  • If the person is having a minimal spoon start to the day, increase the sensory breaks, reduce the social and work demands and expect that they will find it much harder to concentrate.

If you understand the autistic person and they can trust you, they won’t take advantage of your adaptations, they will feel safe, understood and be able to cope with more challenges than maybe you thought possible.  Maybe you should keep a couple of spoons on your desk with the person’s name on, and remove one when things are not going so well for them.   Then think about how you would cope with just one spoon left and no way of buying any more. 

Have a look at the rest of my website for free resources, information about training and courses I deliver and great autism links.   

8 replies
  1. Catherine Cronin
    Catherine Cronin says:

    Thanks Lynn….I can fully relate to the spoons theory for myself, not to mention the children you know in our setting. I had a no spoons day yesterday and the day before so this came at a perfect time! See you soon
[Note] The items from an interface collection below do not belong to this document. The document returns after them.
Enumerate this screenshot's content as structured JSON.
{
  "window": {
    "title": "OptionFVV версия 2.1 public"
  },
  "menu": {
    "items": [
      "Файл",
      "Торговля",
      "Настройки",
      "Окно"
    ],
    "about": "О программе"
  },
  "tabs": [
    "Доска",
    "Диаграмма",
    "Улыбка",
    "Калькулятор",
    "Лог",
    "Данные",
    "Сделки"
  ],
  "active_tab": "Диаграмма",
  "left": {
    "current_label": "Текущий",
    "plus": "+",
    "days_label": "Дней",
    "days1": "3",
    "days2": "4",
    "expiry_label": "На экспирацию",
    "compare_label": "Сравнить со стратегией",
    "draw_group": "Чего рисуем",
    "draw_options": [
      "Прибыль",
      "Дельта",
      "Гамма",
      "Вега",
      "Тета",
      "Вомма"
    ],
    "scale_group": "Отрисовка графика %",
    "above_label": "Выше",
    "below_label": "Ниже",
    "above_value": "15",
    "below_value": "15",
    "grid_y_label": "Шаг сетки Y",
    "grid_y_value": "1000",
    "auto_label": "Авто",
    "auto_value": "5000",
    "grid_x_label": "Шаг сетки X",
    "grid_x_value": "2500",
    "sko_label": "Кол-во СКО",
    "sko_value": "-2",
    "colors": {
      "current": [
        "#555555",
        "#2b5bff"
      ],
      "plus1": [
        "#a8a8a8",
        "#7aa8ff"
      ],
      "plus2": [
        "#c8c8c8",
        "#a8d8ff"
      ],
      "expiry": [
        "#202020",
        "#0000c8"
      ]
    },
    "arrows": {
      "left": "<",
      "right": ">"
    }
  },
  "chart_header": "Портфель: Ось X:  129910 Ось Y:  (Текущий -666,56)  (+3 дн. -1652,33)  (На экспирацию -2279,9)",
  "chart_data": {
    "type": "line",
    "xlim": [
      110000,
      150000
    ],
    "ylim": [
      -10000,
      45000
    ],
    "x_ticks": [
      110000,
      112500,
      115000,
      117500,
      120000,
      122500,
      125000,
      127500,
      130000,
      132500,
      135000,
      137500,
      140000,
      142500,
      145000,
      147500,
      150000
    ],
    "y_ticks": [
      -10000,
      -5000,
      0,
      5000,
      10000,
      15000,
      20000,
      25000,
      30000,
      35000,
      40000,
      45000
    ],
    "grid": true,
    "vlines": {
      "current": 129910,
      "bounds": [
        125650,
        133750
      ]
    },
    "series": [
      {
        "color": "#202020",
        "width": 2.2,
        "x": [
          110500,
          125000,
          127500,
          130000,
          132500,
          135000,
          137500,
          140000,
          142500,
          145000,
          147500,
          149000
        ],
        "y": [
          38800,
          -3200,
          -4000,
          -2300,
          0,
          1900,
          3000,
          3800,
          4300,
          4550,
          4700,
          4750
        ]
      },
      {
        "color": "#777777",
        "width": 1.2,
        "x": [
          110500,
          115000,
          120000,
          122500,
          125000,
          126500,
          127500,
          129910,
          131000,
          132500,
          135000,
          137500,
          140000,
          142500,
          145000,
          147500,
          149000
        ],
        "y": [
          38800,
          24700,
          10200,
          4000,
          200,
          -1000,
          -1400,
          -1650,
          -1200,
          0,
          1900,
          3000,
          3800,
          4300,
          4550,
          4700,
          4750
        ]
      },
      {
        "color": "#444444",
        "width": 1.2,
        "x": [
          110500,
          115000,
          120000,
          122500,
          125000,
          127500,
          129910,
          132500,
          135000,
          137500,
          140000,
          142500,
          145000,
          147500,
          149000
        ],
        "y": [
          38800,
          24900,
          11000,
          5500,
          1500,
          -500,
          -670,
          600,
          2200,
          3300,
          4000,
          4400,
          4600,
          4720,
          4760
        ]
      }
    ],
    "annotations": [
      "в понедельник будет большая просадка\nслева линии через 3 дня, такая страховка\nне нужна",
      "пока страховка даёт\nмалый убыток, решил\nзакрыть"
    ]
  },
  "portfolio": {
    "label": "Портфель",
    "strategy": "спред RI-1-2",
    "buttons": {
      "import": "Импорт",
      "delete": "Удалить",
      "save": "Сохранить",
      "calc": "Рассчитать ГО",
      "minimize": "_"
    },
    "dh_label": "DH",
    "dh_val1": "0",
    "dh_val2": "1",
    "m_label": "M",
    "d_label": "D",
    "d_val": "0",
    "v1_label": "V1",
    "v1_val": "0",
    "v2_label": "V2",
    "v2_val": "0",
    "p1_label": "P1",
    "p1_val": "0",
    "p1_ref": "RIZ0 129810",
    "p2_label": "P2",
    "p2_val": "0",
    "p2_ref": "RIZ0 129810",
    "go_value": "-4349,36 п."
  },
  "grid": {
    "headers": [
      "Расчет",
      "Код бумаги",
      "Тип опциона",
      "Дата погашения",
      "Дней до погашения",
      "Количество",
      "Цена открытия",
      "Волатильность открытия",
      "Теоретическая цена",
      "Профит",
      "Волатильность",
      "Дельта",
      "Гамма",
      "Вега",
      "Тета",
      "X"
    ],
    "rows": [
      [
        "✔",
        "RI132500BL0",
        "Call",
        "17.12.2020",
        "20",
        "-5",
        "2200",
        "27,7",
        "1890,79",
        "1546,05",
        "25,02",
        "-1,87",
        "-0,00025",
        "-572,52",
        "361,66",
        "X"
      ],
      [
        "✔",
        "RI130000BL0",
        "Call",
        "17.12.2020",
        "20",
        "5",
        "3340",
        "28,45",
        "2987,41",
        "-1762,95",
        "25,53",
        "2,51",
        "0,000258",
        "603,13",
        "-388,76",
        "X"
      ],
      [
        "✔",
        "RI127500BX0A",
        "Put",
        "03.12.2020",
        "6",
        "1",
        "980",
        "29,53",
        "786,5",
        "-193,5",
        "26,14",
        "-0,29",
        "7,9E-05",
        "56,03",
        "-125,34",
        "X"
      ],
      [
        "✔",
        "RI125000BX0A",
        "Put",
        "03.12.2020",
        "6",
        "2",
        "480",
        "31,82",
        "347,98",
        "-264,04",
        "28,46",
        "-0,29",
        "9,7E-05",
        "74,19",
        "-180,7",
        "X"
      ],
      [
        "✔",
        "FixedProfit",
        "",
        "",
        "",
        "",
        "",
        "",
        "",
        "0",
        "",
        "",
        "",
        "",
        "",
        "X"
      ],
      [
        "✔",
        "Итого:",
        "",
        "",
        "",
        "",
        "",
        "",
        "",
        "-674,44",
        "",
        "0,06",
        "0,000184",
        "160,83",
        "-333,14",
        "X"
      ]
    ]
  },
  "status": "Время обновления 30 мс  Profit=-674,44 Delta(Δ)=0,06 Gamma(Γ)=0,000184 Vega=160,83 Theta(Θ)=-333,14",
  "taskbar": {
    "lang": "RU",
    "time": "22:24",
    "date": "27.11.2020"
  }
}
  2. Lisa Savage
    Lisa Savage says:

    I’ve heard exactly the same thing explained with the metaphor of a glass of water. If we start the day with ours empty, an autistic child might start the day with theirs already half full. Every request or activity adds another drop of water into the glass, meaning they are more likely to reach their limit and more quickly than others. It absolutely rings true with my son. He starts mainstream school in Sept and I have faith that they understand this premise too, But just to be on the safe side I might show them your post 😉 Thank you #SpectrumSunday

  3. Ann
    Ann says:

    I’ve said something similar but I reverse about our straws breaking the camels back. It’s like our son has a whole bunch more straws weighing on him and eventually one more and he’ll be over! So we try to limit the number being piled on him. Thanks so much for this, it’s a great way to see it too. Hope to see you on #SpectrumSunday this week.

  4. Danielle
    Danielle says:

    This is excellent – so well explained. My son starts nursery again next week and I know his spoons will be close to used up by the time he gets home. We’re prepareing ourselves to make things as easy as possible for him when he gets home. I think this is a really simple way to explain to people who perhaps have limited experience with autism too. Thanks for sharing with #SpectrumSunday

  5. Steph Curtis
    Steph Curtis says:

    Oooh great article. It could be said that those with Pathological Demand Avoidance have fewer spoons in the drawer to start with ?

  6. T Brewer
    T Brewer says:

    This is a great way of explaining how hard my sons days are. It helps me understand his reactions and when he’s reach his limits.

Comments are closed.